Although the Supreme Court has not directly discussed how the term "used" restricts the scope of § 844(i), several lower courts have grappled with the issue and their discussions are instructive. The Fifth Circuit, in United States v. Patterson, 792 F.2d 531 (1986), found that apartment buildings which were still under construction were being "used" in an interstate *561 activity even though they had not been rented out. The Patterson court reasoned:

It is doubtful Congress meant § 844(i) to cover building materials used to construct a building and buildings used, say, to house tenants and procure rental income (as in Russell), but meant to exclude from coverage a partially completed structure. Though, generally, criminal statutes are to be narrowly construed, they are not to be interpreted in a way that makes their coverage irrational. We therefore find that the partially completed condominium units in question there were "used" within the meaning of the statute, in the sense that the damaged property had "some relationship" to an activity alleged to affect interstate commerce.

Id. at 534 (emphasis in original). In reaching its decision, the Patterson court relied principally upon a Ninth Circuit opinion. See United States v. Andrini, 685 F.2d 1094, 1096 (1982) ("construction of a commercial office building using out-of-state materials is a commercial activity affecting interstate commerce for the purpose of § 844(i)").

A Virginia district court, in United States v. Belcher, 577 F. Supp. 1241 (E.D. Va.1983), found that destruction (by means of fire) of a restaurant, temporarily closed because of repairs, which received and sold liquor from out of state was sufficiently "used" in interstate activity for purposes of § 844(i). See also United States v. Shockley, 741 F.2d 1306, 1307 (11th Cir. 1984) (same facts and citing Belcher with approval); United States v. Grossman, 608 F.2d 534 (4th Cir.1979).

The lesson taught by these cases is that property routinely used in interstate-commerce activity does not lose its interstate use simply because of a temporary cessation of that activity. The undisputed facts here reveal that the second-floor apartment of Shaker's property was used as income-earning rental property from the date Shaker purchased it in 1977 or 1978 to November of 1984. Although the apartment remained vacant thereafter, Shaker testified (by way of deposition) that he continued to hold it out for rent, that he showed it to at least three prospective tenants, and that he continued to advertise it for rent up to the date of the arson. Moreover, Shaker stated that it was his intent to continue to rent the second-floor after completing the repairs. Based on these facts, the court finds that the Shaker property (like the property in Patterson, Shockley and Belcher) had a sufficient relationship to an interstate-commerce activity (real estate rental) in order to say it was being "used" in that activity.


The court finds that Shaker's property was covered by 18 U.S.C. § 844(i), thus, federal jurisdiction is present in this case.

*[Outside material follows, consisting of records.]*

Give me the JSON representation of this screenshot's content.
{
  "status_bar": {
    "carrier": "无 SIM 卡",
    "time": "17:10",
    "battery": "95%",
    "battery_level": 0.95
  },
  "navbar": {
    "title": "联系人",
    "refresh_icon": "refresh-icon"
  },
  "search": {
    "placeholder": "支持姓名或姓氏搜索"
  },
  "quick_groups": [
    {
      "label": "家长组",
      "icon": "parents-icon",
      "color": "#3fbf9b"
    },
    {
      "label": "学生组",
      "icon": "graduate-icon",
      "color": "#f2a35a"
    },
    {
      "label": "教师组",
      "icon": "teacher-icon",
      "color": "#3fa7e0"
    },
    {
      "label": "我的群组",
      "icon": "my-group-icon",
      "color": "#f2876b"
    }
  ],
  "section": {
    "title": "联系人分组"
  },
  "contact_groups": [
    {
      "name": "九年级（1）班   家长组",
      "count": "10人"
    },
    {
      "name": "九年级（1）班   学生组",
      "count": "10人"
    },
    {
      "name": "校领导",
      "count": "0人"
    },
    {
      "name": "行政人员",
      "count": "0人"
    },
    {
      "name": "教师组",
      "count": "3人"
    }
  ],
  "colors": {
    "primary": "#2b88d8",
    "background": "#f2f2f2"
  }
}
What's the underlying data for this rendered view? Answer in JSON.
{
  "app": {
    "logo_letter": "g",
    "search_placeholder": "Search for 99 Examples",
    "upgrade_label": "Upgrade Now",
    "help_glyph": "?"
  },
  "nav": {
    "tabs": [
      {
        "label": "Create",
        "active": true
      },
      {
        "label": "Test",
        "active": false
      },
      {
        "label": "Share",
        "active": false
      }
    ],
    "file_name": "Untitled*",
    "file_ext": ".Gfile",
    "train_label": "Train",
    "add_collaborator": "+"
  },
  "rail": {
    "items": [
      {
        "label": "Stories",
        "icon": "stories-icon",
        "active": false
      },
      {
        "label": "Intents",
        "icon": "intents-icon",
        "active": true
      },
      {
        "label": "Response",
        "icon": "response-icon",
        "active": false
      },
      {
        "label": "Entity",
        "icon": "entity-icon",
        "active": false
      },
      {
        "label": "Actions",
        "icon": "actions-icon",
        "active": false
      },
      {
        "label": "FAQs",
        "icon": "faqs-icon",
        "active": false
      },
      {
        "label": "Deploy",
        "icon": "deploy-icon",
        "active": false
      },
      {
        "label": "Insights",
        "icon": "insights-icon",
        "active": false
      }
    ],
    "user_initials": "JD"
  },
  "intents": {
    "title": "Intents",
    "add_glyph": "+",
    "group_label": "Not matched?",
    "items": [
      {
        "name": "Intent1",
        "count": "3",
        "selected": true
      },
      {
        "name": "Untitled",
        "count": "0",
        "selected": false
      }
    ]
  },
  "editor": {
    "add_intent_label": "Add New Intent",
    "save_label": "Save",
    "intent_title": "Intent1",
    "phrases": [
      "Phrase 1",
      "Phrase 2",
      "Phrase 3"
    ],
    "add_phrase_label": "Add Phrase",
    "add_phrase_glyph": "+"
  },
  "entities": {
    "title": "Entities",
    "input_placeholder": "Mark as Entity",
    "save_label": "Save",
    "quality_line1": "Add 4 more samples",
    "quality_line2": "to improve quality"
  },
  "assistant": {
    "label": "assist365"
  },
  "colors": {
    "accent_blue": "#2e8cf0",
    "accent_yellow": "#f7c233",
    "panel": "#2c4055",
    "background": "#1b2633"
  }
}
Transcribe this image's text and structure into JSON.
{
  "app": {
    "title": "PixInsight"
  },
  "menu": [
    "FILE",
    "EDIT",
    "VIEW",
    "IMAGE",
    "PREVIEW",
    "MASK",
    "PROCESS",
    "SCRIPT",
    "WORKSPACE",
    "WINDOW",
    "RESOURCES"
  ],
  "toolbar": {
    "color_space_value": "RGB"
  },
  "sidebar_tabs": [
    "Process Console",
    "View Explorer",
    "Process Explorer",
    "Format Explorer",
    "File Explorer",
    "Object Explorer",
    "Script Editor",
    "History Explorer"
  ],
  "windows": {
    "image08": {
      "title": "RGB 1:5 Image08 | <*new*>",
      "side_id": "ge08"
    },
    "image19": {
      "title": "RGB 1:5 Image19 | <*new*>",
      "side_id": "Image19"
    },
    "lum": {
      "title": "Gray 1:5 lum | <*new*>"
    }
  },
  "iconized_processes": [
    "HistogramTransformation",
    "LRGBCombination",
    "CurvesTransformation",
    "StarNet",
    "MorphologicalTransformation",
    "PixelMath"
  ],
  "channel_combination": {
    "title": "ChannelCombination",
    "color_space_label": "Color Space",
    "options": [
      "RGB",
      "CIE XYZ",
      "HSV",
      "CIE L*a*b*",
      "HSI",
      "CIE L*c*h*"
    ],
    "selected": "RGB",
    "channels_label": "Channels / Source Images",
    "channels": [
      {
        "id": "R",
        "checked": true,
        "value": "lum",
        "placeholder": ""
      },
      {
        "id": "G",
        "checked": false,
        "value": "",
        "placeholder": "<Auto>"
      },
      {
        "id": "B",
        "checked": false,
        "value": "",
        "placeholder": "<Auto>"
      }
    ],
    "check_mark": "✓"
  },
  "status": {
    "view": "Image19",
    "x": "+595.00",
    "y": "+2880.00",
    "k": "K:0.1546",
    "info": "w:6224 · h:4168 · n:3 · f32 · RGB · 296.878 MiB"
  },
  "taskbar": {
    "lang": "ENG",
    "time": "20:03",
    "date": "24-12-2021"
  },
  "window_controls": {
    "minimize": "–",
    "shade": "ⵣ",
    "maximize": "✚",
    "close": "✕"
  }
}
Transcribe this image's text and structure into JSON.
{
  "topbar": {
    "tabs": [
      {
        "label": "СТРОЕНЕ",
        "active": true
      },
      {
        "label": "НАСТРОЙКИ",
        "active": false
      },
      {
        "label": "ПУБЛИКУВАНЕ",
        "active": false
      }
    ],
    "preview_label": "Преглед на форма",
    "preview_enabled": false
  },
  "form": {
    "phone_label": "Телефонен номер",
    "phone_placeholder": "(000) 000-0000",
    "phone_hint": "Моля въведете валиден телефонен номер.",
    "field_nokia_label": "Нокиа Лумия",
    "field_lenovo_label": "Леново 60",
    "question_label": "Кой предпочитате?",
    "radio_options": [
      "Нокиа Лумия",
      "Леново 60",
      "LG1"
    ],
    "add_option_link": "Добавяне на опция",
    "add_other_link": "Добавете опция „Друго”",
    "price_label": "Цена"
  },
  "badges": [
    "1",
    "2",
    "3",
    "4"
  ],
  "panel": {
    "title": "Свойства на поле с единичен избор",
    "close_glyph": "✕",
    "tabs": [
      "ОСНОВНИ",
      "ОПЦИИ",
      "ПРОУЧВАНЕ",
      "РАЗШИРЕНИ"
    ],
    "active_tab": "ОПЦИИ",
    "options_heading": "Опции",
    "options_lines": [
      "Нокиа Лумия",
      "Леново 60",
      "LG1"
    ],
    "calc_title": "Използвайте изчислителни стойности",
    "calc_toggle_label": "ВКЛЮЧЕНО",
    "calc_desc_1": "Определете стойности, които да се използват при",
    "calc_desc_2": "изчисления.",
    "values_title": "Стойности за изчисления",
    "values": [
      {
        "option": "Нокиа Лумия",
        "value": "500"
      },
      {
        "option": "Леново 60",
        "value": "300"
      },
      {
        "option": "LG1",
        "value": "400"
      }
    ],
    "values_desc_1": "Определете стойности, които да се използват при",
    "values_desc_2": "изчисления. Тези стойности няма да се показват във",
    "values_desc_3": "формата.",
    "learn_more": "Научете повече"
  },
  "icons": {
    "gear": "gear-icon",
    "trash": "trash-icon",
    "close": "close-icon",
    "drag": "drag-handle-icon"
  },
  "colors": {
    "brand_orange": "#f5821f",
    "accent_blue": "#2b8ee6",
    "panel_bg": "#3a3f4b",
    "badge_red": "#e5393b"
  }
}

[1] Defendant Shaker and the government entered into an agreement which resulted in the government dismissing the arson indictment and, in return, Shaker pleaded guilty to a charge of fraud in violation of 18 U.S.C. § 1341.

[2] Although the original jurisdictional challenge was raised by Doby alone, defendant Gibson joined in the challenge at the November 30, 1987 change-of-plea hearing.

[3] 18 U.S.C. § 844(i) reads, in pertinent part, "Whoever maliciously damages or destroys, or attempts to damage or destroy, by means of fire or an explosive, any building, vehicle, or other real or personal property used in interstate ... commerce or in any activity affecting interstate ... commerce shall be imprisoned for not more than ten years or fined not more than $10,000, or both."